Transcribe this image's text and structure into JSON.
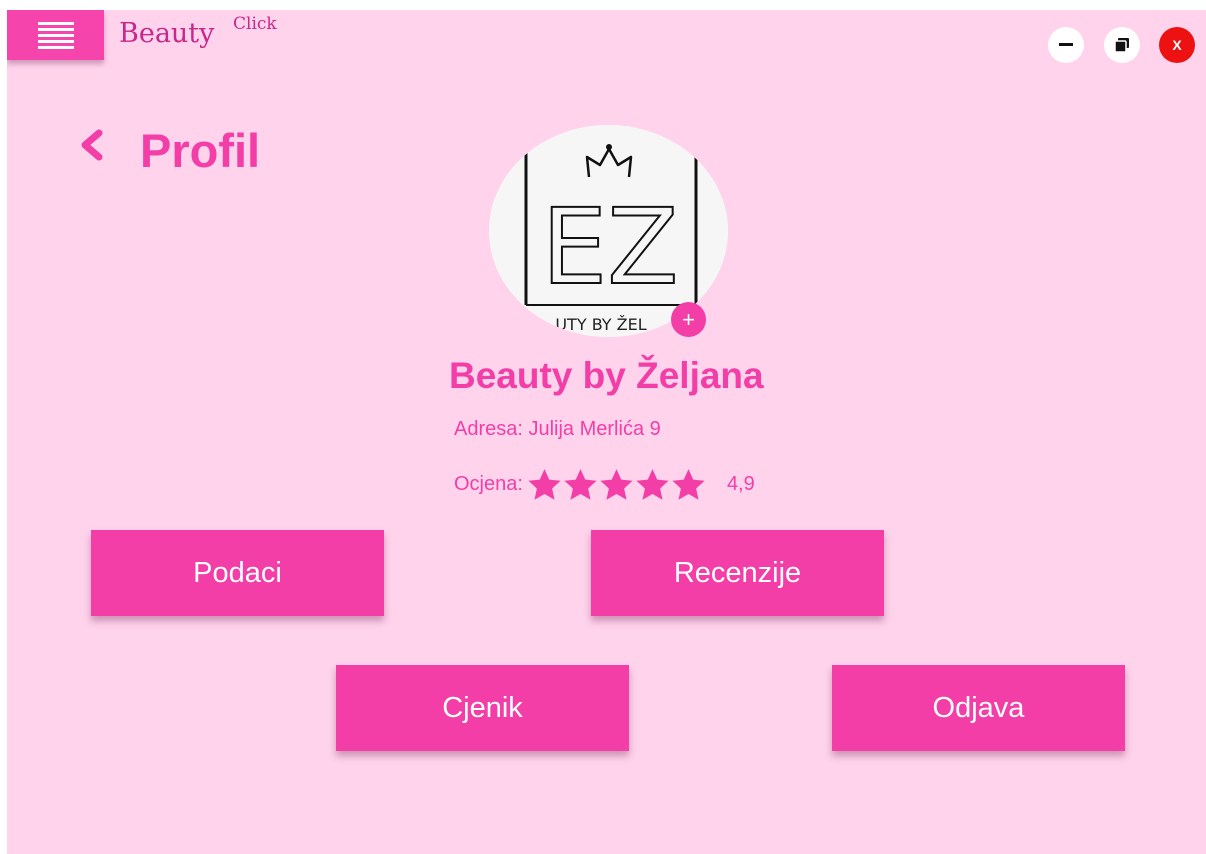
{
  "app": {
    "logo_main": "Beauty",
    "logo_sup": "Click",
    "window_controls": {
      "minimize_icon": "minimize-icon",
      "restore_icon": "restore-icon",
      "close_label": "X"
    }
  },
  "header": {
    "menu_icon": "hamburger-icon",
    "back_icon": "chevron-left-icon",
    "title": "Profil"
  },
  "profile": {
    "logo_letters": "EZ",
    "logo_caption": "UTY BY ŽEL",
    "add_photo_label": "+",
    "name": "Beauty by Željana",
    "address": "Adresa: Julija Merlića 9",
    "rating_label": "Ocjena:",
    "rating_stars": 5,
    "rating_value": "4,9"
  },
  "actions": {
    "podaci": "Podaci",
    "recenzije": "Recenzije",
    "cjenik": "Cjenik",
    "odjava": "Odjava"
  },
  "colors": {
    "background": "#ffd3ec",
    "accent": "#f23ea6",
    "close": "#ee1111",
    "logo": "#c8288b"
  }
}
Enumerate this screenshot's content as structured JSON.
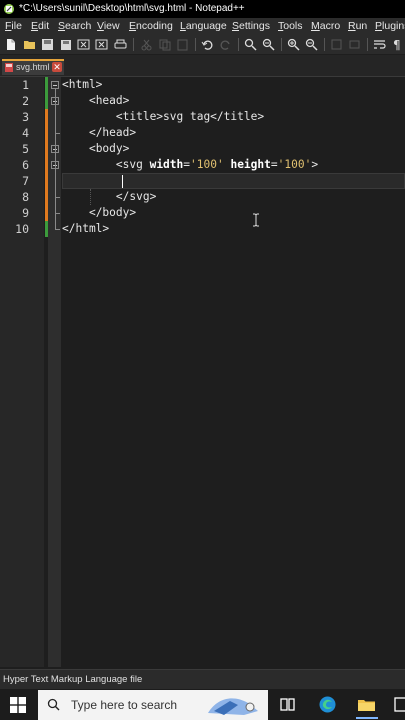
{
  "window": {
    "title": "*C:\\Users\\sunil\\Desktop\\html\\svg.html - Notepad++"
  },
  "menu": [
    "File",
    "Edit",
    "Search",
    "View",
    "Encoding",
    "Language",
    "Settings",
    "Tools",
    "Macro",
    "Run",
    "Plugins"
  ],
  "toolbar": {
    "icons": [
      "new-file-icon",
      "open-file-icon",
      "save-icon",
      "save-all-icon",
      "close-icon",
      "close-all-icon",
      "print-icon",
      "cut-icon",
      "copy-icon",
      "paste-icon",
      "undo-icon",
      "redo-icon",
      "find-icon",
      "replace-icon",
      "zoom-in-icon",
      "zoom-out-icon",
      "sync-vertical-icon",
      "sync-horizontal-icon",
      "word-wrap-icon",
      "show-all-chars-icon"
    ]
  },
  "tab": {
    "label": "svg.html",
    "close_glyph": "✕"
  },
  "editor": {
    "line_numbers": [
      "1",
      "2",
      "3",
      "4",
      "5",
      "6",
      "7",
      "8",
      "9",
      "10"
    ],
    "lines": [
      {
        "indent": "",
        "text": "<html>"
      },
      {
        "indent": "    ",
        "text": "<head>"
      },
      {
        "indent": "        ",
        "text": "<title>svg tag</title>"
      },
      {
        "indent": "    ",
        "text": "</head>"
      },
      {
        "indent": "    ",
        "text": "<body>"
      },
      {
        "indent": "        ",
        "text": "<svg width='100' height='100'>"
      },
      {
        "indent": "",
        "text": ""
      },
      {
        "indent": "        ",
        "text": "</svg>"
      },
      {
        "indent": "    ",
        "text": "</body>"
      },
      {
        "indent": "",
        "text": "</html>"
      }
    ],
    "line6_parts": {
      "open": "<svg ",
      "attr1": "width",
      "eq1": "=",
      "val1": "'100'",
      "sp": " ",
      "attr2": "height",
      "eq2": "=",
      "val2": "'100'",
      "close": ">"
    },
    "change_colors": {
      "saved": "#3c9b3c",
      "modified": "#e07a1f"
    }
  },
  "status": {
    "text": "Hyper Text Markup Language file"
  },
  "taskbar": {
    "search_placeholder": "Type here to search"
  }
}
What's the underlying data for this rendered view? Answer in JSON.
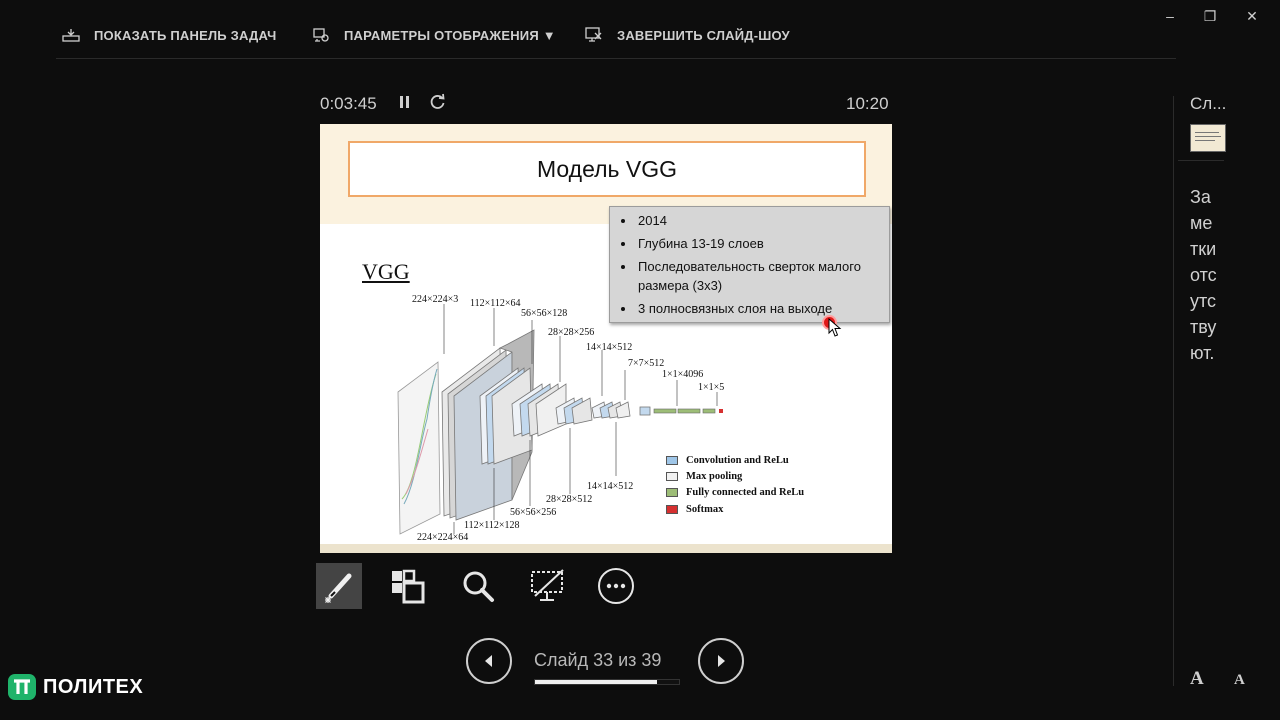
{
  "toolbar_top": {
    "show_taskbar": "ПОКАЗАТЬ ПАНЕЛЬ ЗАДАЧ",
    "display_settings": "ПАРАМЕТРЫ ОТОБРАЖЕНИЯ ▼",
    "end_slideshow": "ЗАВЕРШИТЬ СЛАЙД-ШОУ"
  },
  "window_controls": {
    "minimize": "–",
    "restore": "❐",
    "close": "✕"
  },
  "presenter": {
    "elapsed": "0:03:45",
    "clock": "10:20"
  },
  "slide": {
    "title": "Модель VGG",
    "bullets": [
      "2014",
      "Глубина 13-19 слоев",
      "Последовательность сверток малого размера (3х3)",
      "3 полносвязных слоя на выходе"
    ],
    "figure": {
      "heading": "VGG",
      "top_dims": [
        "224×224×3",
        "112×112×64",
        "56×56×128",
        "28×28×256",
        "14×14×512",
        "7×7×512",
        "1×1×4096",
        "1×1×5"
      ],
      "bottom_dims": [
        "224×224×64",
        "112×112×128",
        "56×56×256",
        "28×28×512",
        "14×14×512"
      ],
      "legend": [
        {
          "label": "Convolution and ReLu",
          "color": "#9fc6e8"
        },
        {
          "label": "Max pooling",
          "color": "#f2f2f2"
        },
        {
          "label": "Fully connected and ReLu",
          "color": "#9dbd77"
        },
        {
          "label": "Softmax",
          "color": "#d63030"
        }
      ]
    }
  },
  "tools": [
    "pen-laser-tool",
    "see-all-slides",
    "zoom",
    "black-screen",
    "more-options"
  ],
  "navigation": {
    "counter": "Слайд 33 из 39",
    "current": 33,
    "total": 39
  },
  "side_panel": {
    "next_label": "Сл...",
    "notes": "Заметки отсутствуют.",
    "font_increase": "A",
    "font_decrease": "A"
  },
  "brand": {
    "name": "ПОЛИТЕХ",
    "color": "#1fb36a"
  }
}
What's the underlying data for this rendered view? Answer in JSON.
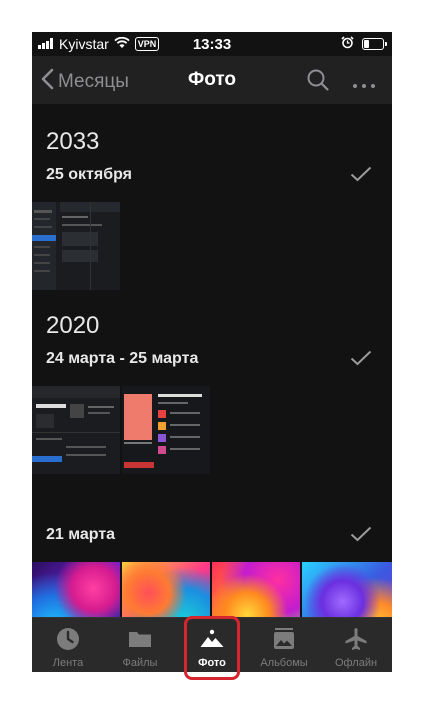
{
  "status_bar": {
    "carrier": "Kyivstar",
    "vpn": "VPN",
    "time": "13:33",
    "icons": [
      "signal-icon",
      "wifi-icon",
      "alarm-icon",
      "battery-icon"
    ]
  },
  "header": {
    "back_label": "Месяцы",
    "title": "Фото",
    "icons": [
      "chevron-left-icon",
      "search-icon",
      "more-icon"
    ]
  },
  "sections": [
    {
      "year": "2033",
      "date": "25 октября"
    },
    {
      "year": "2020",
      "date": "24 марта - 25 марта"
    },
    {
      "date": "21 марта"
    }
  ],
  "tabs": [
    {
      "label": "Лента",
      "icon": "clock-icon"
    },
    {
      "label": "Файлы",
      "icon": "folder-icon"
    },
    {
      "label": "Фото",
      "icon": "photo-icon",
      "active": true
    },
    {
      "label": "Альбомы",
      "icon": "album-icon"
    },
    {
      "label": "Офлайн",
      "icon": "airplane-icon"
    }
  ],
  "colors": {
    "background": "#121212",
    "navbar": "#212121",
    "tabbar": "#2a2a2a",
    "highlight": "#d6262d"
  }
}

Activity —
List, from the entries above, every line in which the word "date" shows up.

Completed exercise —
      "date": "25 октября"
      "date": "24 марта - 25 марта"
      "date": "21 марта"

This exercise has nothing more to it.